Sheen does a superb work in here - so does Spacek, but damn this James Dean firecracker. Malick investigates America by the filter of underworld badlands: the devil's looking young and blonde and beautiful - a glance at the unglamorous youth. But wait, it gets even better when Sheen's caught - it's heart-blowing. Paradise cinema.
Seen at Film Forum, and what a difference a big screen makes in turning this tale of a sociopathic killer and his passive girlfriend into a truly hypnotic vision. Part of it feels rooted in 70s drive-ins: a low-budget road movie about killers on the loose. The rest is the beginning of Malick's obsession with the cosmic, juxtaposing small characters with a larger universe that could barely notice their mistakes.
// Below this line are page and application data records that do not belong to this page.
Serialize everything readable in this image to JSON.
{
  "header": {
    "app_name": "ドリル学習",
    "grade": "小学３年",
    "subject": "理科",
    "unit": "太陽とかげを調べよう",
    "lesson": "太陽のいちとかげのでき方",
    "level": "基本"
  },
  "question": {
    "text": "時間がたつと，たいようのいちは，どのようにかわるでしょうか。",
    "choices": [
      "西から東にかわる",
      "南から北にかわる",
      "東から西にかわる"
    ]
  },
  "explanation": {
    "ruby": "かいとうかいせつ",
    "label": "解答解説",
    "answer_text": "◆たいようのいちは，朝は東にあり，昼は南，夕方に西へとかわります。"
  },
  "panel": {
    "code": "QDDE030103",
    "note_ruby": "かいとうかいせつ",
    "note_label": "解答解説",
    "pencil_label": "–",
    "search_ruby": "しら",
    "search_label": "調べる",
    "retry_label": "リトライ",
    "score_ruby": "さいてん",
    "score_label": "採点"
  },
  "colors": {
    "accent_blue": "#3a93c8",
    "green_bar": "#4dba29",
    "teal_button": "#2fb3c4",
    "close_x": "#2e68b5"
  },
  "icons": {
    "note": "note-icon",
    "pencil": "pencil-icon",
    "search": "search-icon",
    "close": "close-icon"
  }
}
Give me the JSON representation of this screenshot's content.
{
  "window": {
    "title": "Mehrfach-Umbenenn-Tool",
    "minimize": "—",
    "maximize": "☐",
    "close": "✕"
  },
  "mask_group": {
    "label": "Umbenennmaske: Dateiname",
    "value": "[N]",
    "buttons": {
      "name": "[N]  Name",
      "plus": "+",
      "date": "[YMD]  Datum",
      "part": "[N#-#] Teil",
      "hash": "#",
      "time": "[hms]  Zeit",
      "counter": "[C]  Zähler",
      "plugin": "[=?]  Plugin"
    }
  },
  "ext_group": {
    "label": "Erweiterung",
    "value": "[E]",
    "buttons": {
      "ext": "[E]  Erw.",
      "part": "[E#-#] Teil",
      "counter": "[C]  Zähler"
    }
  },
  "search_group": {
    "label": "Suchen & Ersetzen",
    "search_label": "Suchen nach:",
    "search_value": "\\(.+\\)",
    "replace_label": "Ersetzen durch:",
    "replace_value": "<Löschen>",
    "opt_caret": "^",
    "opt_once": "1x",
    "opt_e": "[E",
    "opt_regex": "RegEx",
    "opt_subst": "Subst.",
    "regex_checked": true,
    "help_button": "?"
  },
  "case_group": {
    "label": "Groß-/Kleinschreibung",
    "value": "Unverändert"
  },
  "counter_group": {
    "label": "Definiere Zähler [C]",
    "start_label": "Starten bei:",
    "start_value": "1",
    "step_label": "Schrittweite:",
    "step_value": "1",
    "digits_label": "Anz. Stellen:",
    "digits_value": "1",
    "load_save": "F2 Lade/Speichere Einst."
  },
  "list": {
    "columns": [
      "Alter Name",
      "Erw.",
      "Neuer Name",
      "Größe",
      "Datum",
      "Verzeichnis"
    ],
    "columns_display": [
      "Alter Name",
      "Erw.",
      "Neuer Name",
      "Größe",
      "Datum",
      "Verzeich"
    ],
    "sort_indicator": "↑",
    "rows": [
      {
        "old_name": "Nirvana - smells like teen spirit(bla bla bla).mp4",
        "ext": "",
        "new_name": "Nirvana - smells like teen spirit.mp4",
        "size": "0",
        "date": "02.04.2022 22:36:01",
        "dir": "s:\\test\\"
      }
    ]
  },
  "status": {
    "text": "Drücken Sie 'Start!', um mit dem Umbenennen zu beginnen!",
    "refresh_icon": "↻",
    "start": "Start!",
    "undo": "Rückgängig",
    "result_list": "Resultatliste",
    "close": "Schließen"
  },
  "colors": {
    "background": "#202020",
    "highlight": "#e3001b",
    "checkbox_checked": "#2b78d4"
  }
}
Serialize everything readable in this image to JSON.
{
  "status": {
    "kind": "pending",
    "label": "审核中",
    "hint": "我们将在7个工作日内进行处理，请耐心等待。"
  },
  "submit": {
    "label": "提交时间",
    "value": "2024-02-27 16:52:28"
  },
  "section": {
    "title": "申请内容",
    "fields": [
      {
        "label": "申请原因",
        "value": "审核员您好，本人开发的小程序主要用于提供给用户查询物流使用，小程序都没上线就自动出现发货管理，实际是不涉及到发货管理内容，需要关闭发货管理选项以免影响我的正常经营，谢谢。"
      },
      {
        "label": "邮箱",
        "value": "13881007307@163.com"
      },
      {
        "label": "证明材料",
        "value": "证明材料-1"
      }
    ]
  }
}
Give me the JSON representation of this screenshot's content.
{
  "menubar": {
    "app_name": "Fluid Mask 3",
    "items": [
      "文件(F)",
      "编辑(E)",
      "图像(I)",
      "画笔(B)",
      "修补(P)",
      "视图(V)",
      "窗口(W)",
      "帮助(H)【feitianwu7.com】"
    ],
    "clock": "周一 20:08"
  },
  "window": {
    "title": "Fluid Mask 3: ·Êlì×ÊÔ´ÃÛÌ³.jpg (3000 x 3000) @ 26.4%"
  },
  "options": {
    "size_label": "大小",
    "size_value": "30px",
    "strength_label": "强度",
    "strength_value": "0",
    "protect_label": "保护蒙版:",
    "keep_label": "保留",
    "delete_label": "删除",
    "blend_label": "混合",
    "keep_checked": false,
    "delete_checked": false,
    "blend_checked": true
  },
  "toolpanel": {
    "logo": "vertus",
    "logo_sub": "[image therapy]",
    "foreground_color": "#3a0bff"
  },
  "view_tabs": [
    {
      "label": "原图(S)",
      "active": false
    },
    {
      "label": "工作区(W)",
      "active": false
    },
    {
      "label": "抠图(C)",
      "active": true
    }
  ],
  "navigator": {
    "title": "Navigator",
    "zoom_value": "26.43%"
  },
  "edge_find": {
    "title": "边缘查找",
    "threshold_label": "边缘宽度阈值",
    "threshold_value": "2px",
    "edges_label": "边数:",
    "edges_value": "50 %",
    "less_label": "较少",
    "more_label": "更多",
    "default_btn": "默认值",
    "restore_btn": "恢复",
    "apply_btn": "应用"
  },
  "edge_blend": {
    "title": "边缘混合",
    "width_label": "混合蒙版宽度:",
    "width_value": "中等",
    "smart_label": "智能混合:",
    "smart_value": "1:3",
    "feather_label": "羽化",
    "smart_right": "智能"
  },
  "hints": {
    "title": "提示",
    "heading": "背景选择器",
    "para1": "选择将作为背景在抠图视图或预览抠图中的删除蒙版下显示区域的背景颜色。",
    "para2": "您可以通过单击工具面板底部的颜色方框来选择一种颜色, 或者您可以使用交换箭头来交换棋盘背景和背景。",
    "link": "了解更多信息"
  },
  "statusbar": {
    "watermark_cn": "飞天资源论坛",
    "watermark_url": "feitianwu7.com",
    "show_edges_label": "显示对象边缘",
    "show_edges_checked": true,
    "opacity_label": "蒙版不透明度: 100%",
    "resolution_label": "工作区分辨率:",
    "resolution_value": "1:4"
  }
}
The grace and elegance in its whimsical acting and the recherche mood makes Badlands a serial killer film of tenderness. The minimalism in plot construction gives it a common lovers-on-the-lam vibe, and despite its beauty, there isn't much meaning to the style outside of a dreamy quality. The final act, however, gives the story meaning as we wonder why we are so fascinated with these killers in the first place.
Yes, I do have to watch Bonnie and Clyde and Thelma and Louise (even though I feel I have, because the images of those films permeate so much of our western culture). But I did watch Natural Born Killers (not a road movie, I know). Watching this masterpiece by Terrence Malick, I realize that american culture evades me. I'm intrigued. What happens here? There is something strange that needs deeper investigation. *
Beautifully balanced film, with excellent, haunting music and Magic Hour photography, and superb performances from Sheen, Spacek, Oates and Bieri. One of the greatest -and perhaps the singularly most influential- studies in cinema of sociopathy, and the American interest in the fame of infame.
This may be the best debut feature ever. It's also the only Malick film I've really loved; if only he had continued down the path started with this movie, which has a sense of focus that his later work lacks. Martin Sheen and Sissy Spacek are both great, creating two incredibly complex characters.
Terrence Malick's feature debut elevates the low-budget violent road movie of the 70s to poetic new heights. It's not a perfect film, the deliberate pacing is sometimes entrancing, sometimes maddening (a trend in Malick's films that continues to this day). But with its superb naturalistic performances and majestic visuals, it mostly lives up to its lofty reputation.